It's Hard To Argue With Nicolas Cage's Top Three Nicolas Cage Films

Since the 1980s, the ever-meme-able Nicolas Cage has been one of the most memorable and widely beloved performers in modern film history, a true national treasure. The actor plays a fictionalized version of himself in the forthcoming film "The Unbearable Weight of Massive Talent," so it isn't much of a surprise that career reflections and examinations will be widespread as the film nears its April 22, 2022 release date. In a Reddit AMA session, Cage was asked by Reddit user Lukeh41 which three films of his diverse oeuvre he would see preserved for posterity. The answer provides an interesting look at which of his arsenal of films would win his personal filmographic face off.

For fans of Cage's cinematic works, digging into the deep crate of his film outings must be like getting trapped in paradise. At the same time, the sheer diversity of his myriad film roles means that asking to choose a favorite is like getting stuck between the rock and a hard place. As hard as it is to really dig into that question, at any moment it could happen to you. Let's dig into his personal top three, and explore which other Cage entries truly kick-ass so that none get left behind.

Knowing the best roles of this cinematic army of one is difficult

Choosing favorite films always makes the filmgoing world seem like a dog-eat-dog place, but Cage's performances are always worth noting if you have some time to kill. In the AMA, Cage answered that the three films he would preserve for posterity would be "Bringing Out The Dead," "Pig," and "Leaving Las Vegas." He explains:

Thank you. I think Leaving Las Vegas, Pig and Bringing Out The Dead are my three favorite performances of my own body of work. I have not seen Leaving Las Vegas recently, however that movie and Elizabeth Shue's work in that movie are what I aspire to continue towards, and did continue towards with Pig, which is why I am always going to be up for small budget, independent, dramas.

These are easily three films that showcase Cage at his best, and it's clear from his answer that he loves the performances he is able to give in smaller, independent dramas. While Cage is known for his ability to bring to life larger than life (sometimes bombastic) characters, he often shines most in these more nuanced and subtle roles. 

"Leaving Las Vegas" is an exceptional choice, with Cage's powerful turn as suicidal alcoholic Ben Sanderson serving as the only time the actor has been awarded an Academy Award. "Bringing Out The Dead" sees Cage collaborate with Martin Scorsese as a paramedic at the end of his rhetorical rope, finding a little solace in befriending a victim's daughter (spectacularly played by Patricia Arquette). Both roles see Cage give complex and nuanced performances as characters at the end of their ropes. "Pig" is one of the most surprising turns in recent memory, with Cage starring as a chef-turned-truffle-hunter living off the grid, when his prized truffle pig gets stolen.
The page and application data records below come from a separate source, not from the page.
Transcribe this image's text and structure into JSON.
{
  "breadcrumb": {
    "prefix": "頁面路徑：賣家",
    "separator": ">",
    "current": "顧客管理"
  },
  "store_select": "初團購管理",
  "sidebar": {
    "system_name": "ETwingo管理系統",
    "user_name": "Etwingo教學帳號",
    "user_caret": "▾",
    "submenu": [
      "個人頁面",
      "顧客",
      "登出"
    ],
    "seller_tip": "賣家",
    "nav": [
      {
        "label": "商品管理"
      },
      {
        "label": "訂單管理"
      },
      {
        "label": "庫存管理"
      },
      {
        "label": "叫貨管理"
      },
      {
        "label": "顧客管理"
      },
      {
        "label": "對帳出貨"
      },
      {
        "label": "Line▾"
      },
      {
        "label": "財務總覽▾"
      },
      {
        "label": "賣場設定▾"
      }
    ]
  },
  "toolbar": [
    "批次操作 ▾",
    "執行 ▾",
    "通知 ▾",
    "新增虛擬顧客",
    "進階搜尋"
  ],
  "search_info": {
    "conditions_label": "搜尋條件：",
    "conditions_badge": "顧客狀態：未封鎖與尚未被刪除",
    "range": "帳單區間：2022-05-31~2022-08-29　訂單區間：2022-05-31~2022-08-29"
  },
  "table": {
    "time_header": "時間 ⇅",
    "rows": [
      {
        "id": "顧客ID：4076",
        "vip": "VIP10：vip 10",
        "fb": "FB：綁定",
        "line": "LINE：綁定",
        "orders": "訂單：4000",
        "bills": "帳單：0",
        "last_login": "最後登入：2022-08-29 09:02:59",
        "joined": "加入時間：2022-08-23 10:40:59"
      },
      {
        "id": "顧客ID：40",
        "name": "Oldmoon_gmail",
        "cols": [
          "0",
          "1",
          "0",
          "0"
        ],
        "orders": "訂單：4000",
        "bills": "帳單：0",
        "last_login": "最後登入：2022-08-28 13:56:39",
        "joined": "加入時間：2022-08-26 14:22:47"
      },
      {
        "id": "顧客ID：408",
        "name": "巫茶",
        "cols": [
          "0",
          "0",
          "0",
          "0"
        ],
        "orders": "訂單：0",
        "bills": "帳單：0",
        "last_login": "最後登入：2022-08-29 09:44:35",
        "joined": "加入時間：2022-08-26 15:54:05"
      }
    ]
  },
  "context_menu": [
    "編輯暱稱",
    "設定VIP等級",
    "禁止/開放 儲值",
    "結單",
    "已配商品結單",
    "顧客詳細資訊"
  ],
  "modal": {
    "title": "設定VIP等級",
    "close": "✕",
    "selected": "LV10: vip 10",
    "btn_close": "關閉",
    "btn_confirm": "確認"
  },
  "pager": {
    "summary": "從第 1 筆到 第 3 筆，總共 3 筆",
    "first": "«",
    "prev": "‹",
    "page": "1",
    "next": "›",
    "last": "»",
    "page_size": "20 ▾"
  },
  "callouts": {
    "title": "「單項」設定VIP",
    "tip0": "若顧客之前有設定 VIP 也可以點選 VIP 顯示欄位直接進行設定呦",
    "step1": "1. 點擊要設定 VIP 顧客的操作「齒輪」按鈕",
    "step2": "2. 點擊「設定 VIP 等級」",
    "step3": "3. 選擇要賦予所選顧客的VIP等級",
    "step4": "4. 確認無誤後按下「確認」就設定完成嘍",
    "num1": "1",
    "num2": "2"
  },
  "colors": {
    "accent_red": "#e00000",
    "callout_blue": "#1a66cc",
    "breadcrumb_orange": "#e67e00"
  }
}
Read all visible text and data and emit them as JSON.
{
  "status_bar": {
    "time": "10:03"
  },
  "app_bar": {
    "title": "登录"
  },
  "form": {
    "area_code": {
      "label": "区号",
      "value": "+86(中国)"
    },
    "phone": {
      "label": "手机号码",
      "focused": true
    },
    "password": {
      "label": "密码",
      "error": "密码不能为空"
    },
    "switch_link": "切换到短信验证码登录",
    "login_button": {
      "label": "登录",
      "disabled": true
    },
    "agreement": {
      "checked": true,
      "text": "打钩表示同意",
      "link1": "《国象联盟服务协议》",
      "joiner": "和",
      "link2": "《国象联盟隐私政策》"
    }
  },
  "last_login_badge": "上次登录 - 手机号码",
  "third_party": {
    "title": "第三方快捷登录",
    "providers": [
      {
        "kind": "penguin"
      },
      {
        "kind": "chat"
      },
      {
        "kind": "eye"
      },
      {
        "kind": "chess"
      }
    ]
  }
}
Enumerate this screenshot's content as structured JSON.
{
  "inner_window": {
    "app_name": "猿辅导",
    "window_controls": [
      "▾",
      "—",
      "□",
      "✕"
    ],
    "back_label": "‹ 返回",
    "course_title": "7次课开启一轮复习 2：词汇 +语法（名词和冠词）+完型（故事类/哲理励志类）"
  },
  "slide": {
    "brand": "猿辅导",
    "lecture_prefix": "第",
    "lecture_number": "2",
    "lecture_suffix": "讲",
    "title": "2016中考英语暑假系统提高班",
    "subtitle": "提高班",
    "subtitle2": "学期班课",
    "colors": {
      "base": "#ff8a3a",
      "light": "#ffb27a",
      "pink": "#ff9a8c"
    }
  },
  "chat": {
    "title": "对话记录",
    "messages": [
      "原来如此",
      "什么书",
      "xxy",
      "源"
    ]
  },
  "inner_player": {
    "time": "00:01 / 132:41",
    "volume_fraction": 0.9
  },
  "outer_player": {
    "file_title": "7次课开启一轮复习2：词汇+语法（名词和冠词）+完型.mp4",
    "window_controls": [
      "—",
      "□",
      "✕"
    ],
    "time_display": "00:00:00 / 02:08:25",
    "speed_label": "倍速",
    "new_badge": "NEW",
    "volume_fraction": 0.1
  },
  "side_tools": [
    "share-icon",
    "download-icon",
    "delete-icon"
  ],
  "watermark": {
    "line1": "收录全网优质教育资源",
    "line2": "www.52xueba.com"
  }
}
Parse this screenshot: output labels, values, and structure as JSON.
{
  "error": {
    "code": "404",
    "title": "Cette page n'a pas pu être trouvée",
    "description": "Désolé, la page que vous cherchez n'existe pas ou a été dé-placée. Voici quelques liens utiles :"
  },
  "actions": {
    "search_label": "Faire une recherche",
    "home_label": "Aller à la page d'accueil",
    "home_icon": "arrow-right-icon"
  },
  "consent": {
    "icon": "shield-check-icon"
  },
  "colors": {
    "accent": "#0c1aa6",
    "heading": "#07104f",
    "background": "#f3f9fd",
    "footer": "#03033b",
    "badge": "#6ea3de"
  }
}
It's a remarkable performance in a wonderfully complex film that answers the question "what if we made a John Wick film but John Wick was Thomas Keller." It's easily one of his finest performances yet.

Seeking justice for his arsenal of other great roles

While each of Cage's chosen roles are easily among the actor's finest, there are many additional roles worth highlighting that showcase his range alongside the wonderful attributes he can bring to even the most unbelievable entries in genre cinema. In the critically acclaimed Spike Jonze outing "Adaptation," penned by Charlie Kaufman, Cage plays both Kaufman and his fictional twin brother Donald Kaufman in their attempt to adapt Susan Orlean's "The Orchid Thief." It is one of the best films ever made about the perils of being a writer, and Cage excels in both roles as only Nicolas Cage can. 

In "Mandy" Cage plays Red Miller, a man with an ambiguous violent past who has since settled down in an isolated cabin with his love Mandy Bloom ... until a religious cult attacks the pair, ultimately tying Red up and burning Mandy alive in front of him. This sets Red on a grief-and-LSD-fueled revenge mission in a surreal but excellent action-horror hybrid that indirectly answers the question "could a Terminator kill the Cenobites?" He loves, grieves, rages, and freaks out against a surreal and colorful horror backdrop, and anyone who hasn't seen it should.

Finally, though he was one of the smaller players in the film, his turn as Spider-Man Noir in the animated film "Spider-Man: Into The Spider-Verse" was an easy highlight in an otherwise spectacular film. There are many Spider-folks in that film, sure, but Cage has so much gravitas as the trenchcoat-wearing 1930's-era hero that, frankly, he steals every scene he's in despite the film being positively loaded with talent.  While Nicolas Cage himself has a clear penchant for his more subtle entries, these are still three very different films that highlight the range of one of our era's finest talents (at least in this author's estimation).